The regime’s spokesman Ali Bahadori Jahromi later said that the regime is planning to order three more satellites from the same model as the Khayyam. On his Twitter account, he wrote, the “construction of three more Khayyam satellites in collaboration with Iranian scientists is on the regime’s agenda.”
The strange part of the story is that some of the state-run media outlets, like the Basirat newspaper, are brazen enough to claim that the regime is capable of sending a human into space. In the past, the regime’s media has reported many times about the launch of satellites of other countries, saying that these events are not a “scientific achievement” at all, so the recent contradictions have caused the regime’s jubilations to be senseless.

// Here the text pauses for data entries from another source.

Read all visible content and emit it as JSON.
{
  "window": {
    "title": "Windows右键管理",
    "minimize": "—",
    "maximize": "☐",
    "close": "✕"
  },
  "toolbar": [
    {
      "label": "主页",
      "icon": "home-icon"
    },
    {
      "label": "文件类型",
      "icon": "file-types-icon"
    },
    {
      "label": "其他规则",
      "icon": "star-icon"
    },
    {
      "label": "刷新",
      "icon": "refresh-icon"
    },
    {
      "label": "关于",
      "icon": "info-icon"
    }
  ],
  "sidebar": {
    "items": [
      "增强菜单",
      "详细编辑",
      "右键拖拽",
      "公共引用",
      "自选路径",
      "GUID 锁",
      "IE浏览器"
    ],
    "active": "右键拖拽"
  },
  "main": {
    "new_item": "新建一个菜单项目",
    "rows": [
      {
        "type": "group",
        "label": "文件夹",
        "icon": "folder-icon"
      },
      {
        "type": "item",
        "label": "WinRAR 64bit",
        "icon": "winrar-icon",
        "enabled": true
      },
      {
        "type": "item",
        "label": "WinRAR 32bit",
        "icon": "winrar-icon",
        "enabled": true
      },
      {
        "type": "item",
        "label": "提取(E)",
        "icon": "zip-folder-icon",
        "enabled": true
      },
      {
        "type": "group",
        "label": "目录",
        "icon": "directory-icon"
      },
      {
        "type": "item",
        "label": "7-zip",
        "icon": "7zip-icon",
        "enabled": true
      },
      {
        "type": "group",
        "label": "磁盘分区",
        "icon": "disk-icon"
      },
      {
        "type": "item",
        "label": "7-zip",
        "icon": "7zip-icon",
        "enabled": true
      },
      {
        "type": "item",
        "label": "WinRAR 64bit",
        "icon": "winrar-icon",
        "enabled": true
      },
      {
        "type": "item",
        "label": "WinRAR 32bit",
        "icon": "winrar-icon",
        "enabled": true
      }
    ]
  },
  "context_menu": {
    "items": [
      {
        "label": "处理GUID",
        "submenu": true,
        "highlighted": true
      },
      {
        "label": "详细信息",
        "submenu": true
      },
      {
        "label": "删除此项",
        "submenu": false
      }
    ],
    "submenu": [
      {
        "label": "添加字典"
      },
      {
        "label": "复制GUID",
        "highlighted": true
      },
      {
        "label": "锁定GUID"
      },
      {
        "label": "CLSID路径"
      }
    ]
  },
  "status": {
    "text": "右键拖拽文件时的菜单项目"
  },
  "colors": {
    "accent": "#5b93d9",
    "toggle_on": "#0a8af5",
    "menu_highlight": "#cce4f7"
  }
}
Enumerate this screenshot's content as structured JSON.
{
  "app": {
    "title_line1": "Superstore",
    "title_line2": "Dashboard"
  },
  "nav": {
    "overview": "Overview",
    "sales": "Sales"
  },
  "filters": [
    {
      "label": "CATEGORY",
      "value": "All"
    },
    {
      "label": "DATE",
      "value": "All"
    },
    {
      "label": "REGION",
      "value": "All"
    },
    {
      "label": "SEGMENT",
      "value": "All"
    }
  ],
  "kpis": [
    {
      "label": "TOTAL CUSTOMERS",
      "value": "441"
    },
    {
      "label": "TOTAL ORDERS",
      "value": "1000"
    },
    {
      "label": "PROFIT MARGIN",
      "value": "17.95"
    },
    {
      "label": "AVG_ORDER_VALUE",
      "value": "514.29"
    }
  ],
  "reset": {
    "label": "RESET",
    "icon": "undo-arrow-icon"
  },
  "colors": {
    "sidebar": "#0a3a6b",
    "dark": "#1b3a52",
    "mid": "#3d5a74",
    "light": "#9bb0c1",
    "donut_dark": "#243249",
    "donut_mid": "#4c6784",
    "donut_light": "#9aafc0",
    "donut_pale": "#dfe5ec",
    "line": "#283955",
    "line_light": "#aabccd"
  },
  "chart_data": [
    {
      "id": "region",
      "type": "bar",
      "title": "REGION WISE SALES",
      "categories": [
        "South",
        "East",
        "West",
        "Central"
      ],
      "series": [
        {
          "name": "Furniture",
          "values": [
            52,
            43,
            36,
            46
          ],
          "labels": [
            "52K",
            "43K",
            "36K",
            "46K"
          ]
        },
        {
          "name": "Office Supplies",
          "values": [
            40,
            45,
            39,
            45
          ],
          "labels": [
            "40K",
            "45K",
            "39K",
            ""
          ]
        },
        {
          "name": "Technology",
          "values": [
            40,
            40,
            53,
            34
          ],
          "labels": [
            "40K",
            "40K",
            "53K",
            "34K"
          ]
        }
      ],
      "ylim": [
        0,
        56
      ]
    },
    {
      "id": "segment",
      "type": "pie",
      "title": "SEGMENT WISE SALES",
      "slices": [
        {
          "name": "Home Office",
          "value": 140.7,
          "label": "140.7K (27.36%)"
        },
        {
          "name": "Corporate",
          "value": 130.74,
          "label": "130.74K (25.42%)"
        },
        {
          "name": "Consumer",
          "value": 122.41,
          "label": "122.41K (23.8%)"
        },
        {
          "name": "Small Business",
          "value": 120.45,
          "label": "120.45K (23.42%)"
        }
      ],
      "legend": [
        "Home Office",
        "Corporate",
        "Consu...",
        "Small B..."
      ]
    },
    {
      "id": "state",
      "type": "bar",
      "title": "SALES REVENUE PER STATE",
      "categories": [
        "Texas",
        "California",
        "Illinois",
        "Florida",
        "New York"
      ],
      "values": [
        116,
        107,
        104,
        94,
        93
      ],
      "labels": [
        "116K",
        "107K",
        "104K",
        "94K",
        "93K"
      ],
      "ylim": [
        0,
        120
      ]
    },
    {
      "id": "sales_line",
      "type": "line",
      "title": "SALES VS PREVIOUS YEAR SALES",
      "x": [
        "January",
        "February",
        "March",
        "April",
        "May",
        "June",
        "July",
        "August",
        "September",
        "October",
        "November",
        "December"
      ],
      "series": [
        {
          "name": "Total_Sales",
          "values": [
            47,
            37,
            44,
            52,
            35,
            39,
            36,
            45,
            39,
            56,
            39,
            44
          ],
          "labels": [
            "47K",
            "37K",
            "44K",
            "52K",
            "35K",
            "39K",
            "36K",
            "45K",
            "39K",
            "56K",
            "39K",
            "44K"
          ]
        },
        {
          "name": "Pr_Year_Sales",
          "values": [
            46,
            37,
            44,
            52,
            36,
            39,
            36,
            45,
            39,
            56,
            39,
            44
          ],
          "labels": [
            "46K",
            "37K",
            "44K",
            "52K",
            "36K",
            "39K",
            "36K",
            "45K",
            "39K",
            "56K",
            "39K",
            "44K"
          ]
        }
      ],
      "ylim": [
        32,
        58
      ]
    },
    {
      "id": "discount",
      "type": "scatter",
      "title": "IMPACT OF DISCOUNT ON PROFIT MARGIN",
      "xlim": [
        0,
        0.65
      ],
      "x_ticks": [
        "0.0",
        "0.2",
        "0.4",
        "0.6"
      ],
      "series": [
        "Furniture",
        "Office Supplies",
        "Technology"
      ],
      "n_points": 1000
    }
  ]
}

On March 22, 2021, the regime’s YJC news agency announced that “Russia launched satellites of 18 countries.” They clearly have no pride in asking and taking help from a developed country to launch their missile. This latest project explains the regime’s wasting of the country’s wealth and resources on warmongering, instead of boosting scientific and industrial development.
Alireza Naimi, the general director of space exploitation and operations of the regime’s Space Organization, announced that it will not be possible to use the images of this satellite for at least 4 months.
This is not the first time that the regime claimed that it has successfully sent a homegrown satellite into orbit. One was reportedly launched two years ago, and a second one earlier this year. The second satellite, Nour-2, was launched into space without any specific usage, but the regime claimed that it had been designed to execute civilian missions.
Neither Nour-1 nor Nour-2, are likely to become operational anytime soon, instead becoming a disaster and embarrassment for the regime. At that time of the launches, the Squadron, part of the new US Space Command, reported that they did observe that any of the satellites had reached orbit.
The more concerning part is while the regime claims that its space projects are in favor of civilian space projects, due to the regime’s nature, we should consider that the regime will likely use these satellites in favor of military operations, especially by supporting its proxy forces with images of their claimed enemies.
Last week, the Washington Post reported that the satellite was designed to expand the regime’s spy and military abilities. The report stated that the Khayyam satellite is based on a Kanopus-V surveillance satellite and includes a camera with a high 1.2-meter resolution.